PROBLEM: With the pictures left out, copy the listing below exactly.

WORKING DATA:
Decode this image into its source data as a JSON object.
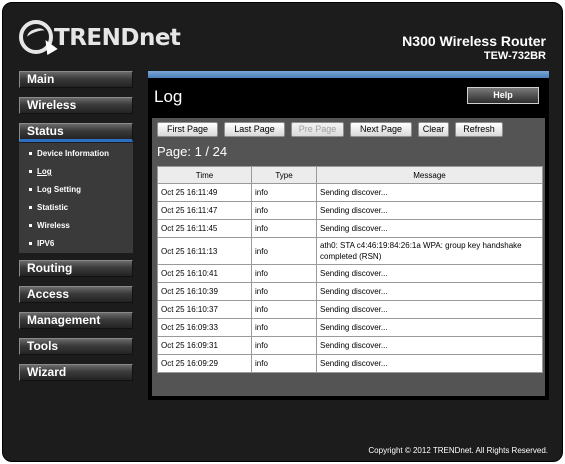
{
  "header": {
    "logo_text": "TRENDnet",
    "product_title": "N300 Wireless Router",
    "model": "TEW-732BR"
  },
  "sidebar": {
    "items": [
      {
        "label": "Main"
      },
      {
        "label": "Wireless"
      },
      {
        "label": "Status"
      },
      {
        "label": "Routing"
      },
      {
        "label": "Access"
      },
      {
        "label": "Management"
      },
      {
        "label": "Tools"
      },
      {
        "label": "Wizard"
      }
    ],
    "status_subitems": [
      {
        "label": "Device Information"
      },
      {
        "label": "Log"
      },
      {
        "label": "Log Setting"
      },
      {
        "label": "Statistic"
      },
      {
        "label": "Wireless"
      },
      {
        "label": "IPV6"
      }
    ]
  },
  "main": {
    "title": "Log",
    "help_label": "Help",
    "toolbar": {
      "first_page": "First Page",
      "last_page": "Last Page",
      "pre_page": "Pre Page",
      "next_page": "Next Page",
      "clear": "Clear",
      "refresh": "Refresh"
    },
    "page_indicator": "Page: 1 / 24",
    "table": {
      "headers": [
        "Time",
        "Type",
        "Message"
      ],
      "rows": [
        {
          "time": "Oct 25 16:11:49",
          "type": "info",
          "message": "Sending discover..."
        },
        {
          "time": "Oct 25 16:11:47",
          "type": "info",
          "message": "Sending discover..."
        },
        {
          "time": "Oct 25 16:11:45",
          "type": "info",
          "message": "Sending discover..."
        },
        {
          "time": "Oct 25 16:11:13",
          "type": "info",
          "message": "ath0: STA c4:46:19:84:26:1a WPA: group key handshake completed (RSN)"
        },
        {
          "time": "Oct 25 16:10:41",
          "type": "info",
          "message": "Sending discover..."
        },
        {
          "time": "Oct 25 16:10:39",
          "type": "info",
          "message": "Sending discover..."
        },
        {
          "time": "Oct 25 16:10:37",
          "type": "info",
          "message": "Sending discover..."
        },
        {
          "time": "Oct 25 16:09:33",
          "type": "info",
          "message": "Sending discover..."
        },
        {
          "time": "Oct 25 16:09:31",
          "type": "info",
          "message": "Sending discover..."
        },
        {
          "time": "Oct 25 16:09:29",
          "type": "info",
          "message": "Sending discover..."
        }
      ]
    }
  },
  "footer": {
    "copyright": "Copyright © 2012 TRENDnet. All Rights Reserved."
  },
  "colors": {
    "background": "#1c1c1c",
    "active_accent": "#2b6fc2",
    "panel_bar": "#4a7fb8"
  }
}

YOUR RESPONSE:
Decode this image into its source data as a JSON object.
{
  "header": {
    "logo_text": "TRENDnet",
    "product_title": "N300 Wireless Router",
    "model": "TEW-732BR"
  },
  "sidebar": {
    "items": [
      {
        "label": "Main"
      },
      {
        "label": "Wireless"
      },
      {
        "label": "Status"
      },
      {
        "label": "Routing"
      },
      {
        "label": "Access"
      },
      {
        "label": "Management"
      },
      {
        "label": "Tools"
      },
      {
        "label": "Wizard"
      }
    ],
    "status_subitems": [
      {
        "label": "Device Information"
      },
      {
        "label": "Log"
      },
      {
        "label": "Log Setting"
      },
      {
        "label": "Statistic"
      },
      {
        "label": "Wireless"
      },
      {
        "label": "IPV6"
      }
    ]
  },
  "main": {
    "title": "Log",
    "help_label": "Help",
    "toolbar": {
      "first_page": "First Page",
      "last_page": "Last Page",
      "pre_page": "Pre Page",
      "next_page": "Next Page",
      "clear": "Clear",
      "refresh": "Refresh"
    },
    "page_indicator": "Page: 1 / 24",
    "table": {
      "headers": [
        "Time",
        "Type",
        "Message"
      ],
      "rows": [
        {
          "time": "Oct 25 16:11:49",
          "type": "info",
          "message": "Sending discover..."
        },
        {
          "time": "Oct 25 16:11:47",
          "type": "info",
          "message": "Sending discover..."
        },
        {
          "time": "Oct 25 16:11:45",
          "type": "info",
          "message": "Sending discover..."
        },
        {
          "time": "Oct 25 16:11:13",
          "type": "info",
          "message": "ath0: STA c4:46:19:84:26:1a WPA: group key handshake completed (RSN)"
        },
        {
          "time": "Oct 25 16:10:41",
          "type": "info",
          "message": "Sending discover..."
        },
        {
          "time": "Oct 25 16:10:39",
          "type": "info",
          "message": "Sending discover..."
        },
        {
          "time": "Oct 25 16:10:37",
          "type": "info",
          "message": "Sending discover..."
        },
        {
          "time": "Oct 25 16:09:33",
          "type": "info",
          "message": "Sending discover..."
        },
        {
          "time": "Oct 25 16:09:31",
          "type": "info",
          "message": "Sending discover..."
        },
        {
          "time": "Oct 25 16:09:29",
          "type": "info",
          "message": "Sending discover..."
        }
      ]
    }
  },
  "footer": {
    "copyright": "Copyright © 2012 TRENDnet. All Rights Reserved."
  },
  "colors": {
    "background": "#1c1c1c",
    "active_accent": "#2b6fc2",
    "panel_bar": "#4a7fb8"
  }
}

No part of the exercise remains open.